“These developers are building an enormous amount of high-rises and I don’t see it stopping any time soon,” Rhome said. “They have no record of building anything affordable, or homes people can own. They are only interested in building high-rises and charging high rents. We have to protect ourselves from that.”
Roman Ozimek owns a three-family home on Elmcroft Road that he bought in 1991. He renovated it and lived on the second floor until he got married. His daughter, a student at UConn-Stamford, now lives on the third floor, Ozimek said.
“My son might go to UConn and move in next,” he said.
Like Zaro, his family has roots in the South End, Ozimek said. When he renovated the three-family, “I kept the old wood frames, I just painted them white. I have the original 1925 asphalt shingles, to keep the aesthetics,” Ozimek said. “These are unique homes, solid structures. But they want to knock them down and put in condos, sideways.”
He welcomes a historic district, Ozimek said.
“They’re not going to force us to have a gravel driveway, a certain type of fence, a certain color of paint,” he said. “I think they want to stop people like this guy on Remington who is just trying to maximize his profits. There’s no aesthetic charm to a lot of the development here. The South End is just a money maker. There has to be some kind of historic commission.”
“As a builder I don’t like people telling me, you can’t do this, you can’t do that. But I like the idea of a historic district. It keeps property values safer for everyone,” Zaro said. “I feel like this is the last little bit that’s preserved. It’s kind of nice having it preserved. But I see the big buildings coming closer and closer every day.”
Lesniewski’s application has been bouncing between the Zoning Board and the Historic Preservation Advisory Commission.
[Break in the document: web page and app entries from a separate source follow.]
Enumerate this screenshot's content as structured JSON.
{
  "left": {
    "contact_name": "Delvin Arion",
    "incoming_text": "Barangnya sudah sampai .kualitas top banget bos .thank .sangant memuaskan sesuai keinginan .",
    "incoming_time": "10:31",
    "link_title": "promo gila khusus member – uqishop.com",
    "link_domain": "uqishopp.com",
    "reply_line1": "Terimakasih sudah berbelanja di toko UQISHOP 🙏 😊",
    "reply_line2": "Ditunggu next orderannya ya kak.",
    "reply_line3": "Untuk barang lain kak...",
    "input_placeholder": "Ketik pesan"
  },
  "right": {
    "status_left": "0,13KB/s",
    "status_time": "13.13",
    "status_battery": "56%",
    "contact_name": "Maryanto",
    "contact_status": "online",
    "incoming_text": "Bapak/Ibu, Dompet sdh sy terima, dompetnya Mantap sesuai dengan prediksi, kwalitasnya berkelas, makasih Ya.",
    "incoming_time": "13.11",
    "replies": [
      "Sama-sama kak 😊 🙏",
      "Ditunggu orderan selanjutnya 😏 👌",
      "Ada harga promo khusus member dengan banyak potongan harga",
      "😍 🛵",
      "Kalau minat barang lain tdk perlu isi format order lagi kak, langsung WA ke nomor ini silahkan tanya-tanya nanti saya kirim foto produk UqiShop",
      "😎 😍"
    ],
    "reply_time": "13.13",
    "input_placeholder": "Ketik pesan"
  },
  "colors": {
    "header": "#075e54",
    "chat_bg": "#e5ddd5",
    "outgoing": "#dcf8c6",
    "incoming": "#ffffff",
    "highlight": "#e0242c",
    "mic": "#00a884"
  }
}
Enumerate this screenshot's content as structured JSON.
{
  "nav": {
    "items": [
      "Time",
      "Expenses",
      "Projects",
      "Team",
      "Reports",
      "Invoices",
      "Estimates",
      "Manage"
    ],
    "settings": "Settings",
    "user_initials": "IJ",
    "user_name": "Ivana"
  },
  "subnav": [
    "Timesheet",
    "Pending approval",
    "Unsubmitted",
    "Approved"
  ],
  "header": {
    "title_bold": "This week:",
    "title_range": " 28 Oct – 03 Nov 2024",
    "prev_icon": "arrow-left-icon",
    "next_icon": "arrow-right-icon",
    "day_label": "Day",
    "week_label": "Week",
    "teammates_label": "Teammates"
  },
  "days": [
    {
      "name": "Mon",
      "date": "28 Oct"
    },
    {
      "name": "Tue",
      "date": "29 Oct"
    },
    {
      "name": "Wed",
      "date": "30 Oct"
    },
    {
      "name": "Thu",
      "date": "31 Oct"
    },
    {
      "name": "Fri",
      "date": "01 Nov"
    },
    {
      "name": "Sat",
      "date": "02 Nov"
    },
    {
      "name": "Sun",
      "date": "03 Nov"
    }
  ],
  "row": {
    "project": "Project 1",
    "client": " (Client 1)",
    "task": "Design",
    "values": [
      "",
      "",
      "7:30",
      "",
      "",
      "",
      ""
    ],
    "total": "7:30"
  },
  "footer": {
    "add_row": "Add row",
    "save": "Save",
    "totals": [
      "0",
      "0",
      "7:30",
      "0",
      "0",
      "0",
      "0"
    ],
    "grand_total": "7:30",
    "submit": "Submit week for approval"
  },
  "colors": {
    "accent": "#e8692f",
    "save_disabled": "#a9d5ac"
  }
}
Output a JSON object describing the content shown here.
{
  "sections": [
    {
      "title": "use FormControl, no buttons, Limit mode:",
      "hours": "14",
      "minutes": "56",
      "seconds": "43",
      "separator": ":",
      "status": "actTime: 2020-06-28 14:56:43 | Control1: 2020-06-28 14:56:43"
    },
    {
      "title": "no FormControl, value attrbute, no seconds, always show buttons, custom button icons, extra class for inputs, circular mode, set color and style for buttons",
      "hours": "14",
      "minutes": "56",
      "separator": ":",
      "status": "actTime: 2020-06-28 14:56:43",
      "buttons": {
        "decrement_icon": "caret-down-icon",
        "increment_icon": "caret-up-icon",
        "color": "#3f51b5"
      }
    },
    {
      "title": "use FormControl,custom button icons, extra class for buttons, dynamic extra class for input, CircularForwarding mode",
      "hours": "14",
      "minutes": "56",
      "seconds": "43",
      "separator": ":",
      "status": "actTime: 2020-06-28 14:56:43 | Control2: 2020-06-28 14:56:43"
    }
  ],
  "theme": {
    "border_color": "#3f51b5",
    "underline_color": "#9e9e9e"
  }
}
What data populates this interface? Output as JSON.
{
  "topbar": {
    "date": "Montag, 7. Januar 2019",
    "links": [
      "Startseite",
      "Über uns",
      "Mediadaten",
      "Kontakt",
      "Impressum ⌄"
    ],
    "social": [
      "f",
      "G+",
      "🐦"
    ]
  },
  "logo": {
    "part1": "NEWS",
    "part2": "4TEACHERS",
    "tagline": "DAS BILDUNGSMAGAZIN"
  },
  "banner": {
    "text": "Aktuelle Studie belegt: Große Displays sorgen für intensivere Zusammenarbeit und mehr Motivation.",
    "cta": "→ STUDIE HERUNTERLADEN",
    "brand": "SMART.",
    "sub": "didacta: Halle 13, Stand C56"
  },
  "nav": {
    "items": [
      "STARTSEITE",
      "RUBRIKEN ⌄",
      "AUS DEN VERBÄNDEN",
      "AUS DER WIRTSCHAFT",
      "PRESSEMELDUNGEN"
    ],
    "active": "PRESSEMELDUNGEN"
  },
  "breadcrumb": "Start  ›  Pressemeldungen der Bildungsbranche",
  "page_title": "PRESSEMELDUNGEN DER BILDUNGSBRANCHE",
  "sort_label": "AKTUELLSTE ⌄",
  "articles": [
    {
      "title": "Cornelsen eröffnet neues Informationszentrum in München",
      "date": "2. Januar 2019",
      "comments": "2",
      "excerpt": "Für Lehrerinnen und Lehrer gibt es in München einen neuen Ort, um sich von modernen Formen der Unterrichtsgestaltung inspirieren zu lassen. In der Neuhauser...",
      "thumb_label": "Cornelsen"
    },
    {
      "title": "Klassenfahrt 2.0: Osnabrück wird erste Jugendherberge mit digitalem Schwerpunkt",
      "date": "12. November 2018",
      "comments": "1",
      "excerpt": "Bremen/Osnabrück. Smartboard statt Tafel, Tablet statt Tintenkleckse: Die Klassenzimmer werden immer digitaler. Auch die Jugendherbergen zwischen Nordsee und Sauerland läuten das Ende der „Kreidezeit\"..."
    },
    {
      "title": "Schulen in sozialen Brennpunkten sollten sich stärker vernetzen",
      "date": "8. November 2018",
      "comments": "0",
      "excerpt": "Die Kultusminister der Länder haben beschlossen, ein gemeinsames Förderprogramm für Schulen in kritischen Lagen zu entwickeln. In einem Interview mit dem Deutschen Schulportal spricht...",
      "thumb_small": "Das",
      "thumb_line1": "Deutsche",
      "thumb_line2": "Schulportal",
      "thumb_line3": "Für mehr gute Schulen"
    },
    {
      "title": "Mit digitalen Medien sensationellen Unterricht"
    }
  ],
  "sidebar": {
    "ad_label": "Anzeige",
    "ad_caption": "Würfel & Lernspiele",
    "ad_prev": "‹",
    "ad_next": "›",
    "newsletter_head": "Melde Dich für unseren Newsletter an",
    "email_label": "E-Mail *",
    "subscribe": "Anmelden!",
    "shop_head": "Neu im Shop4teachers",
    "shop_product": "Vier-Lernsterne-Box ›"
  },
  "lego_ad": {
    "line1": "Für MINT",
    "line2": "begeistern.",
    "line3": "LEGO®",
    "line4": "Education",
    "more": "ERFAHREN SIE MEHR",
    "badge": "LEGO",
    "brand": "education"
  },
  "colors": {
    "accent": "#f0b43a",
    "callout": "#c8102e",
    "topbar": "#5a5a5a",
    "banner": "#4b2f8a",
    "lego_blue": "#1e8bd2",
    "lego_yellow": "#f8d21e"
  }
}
Zoning Board Chairman David Stein said at the last meeting that there will be a public hearing on the application at the June 26 meeting, which starts at 6:30 p.m.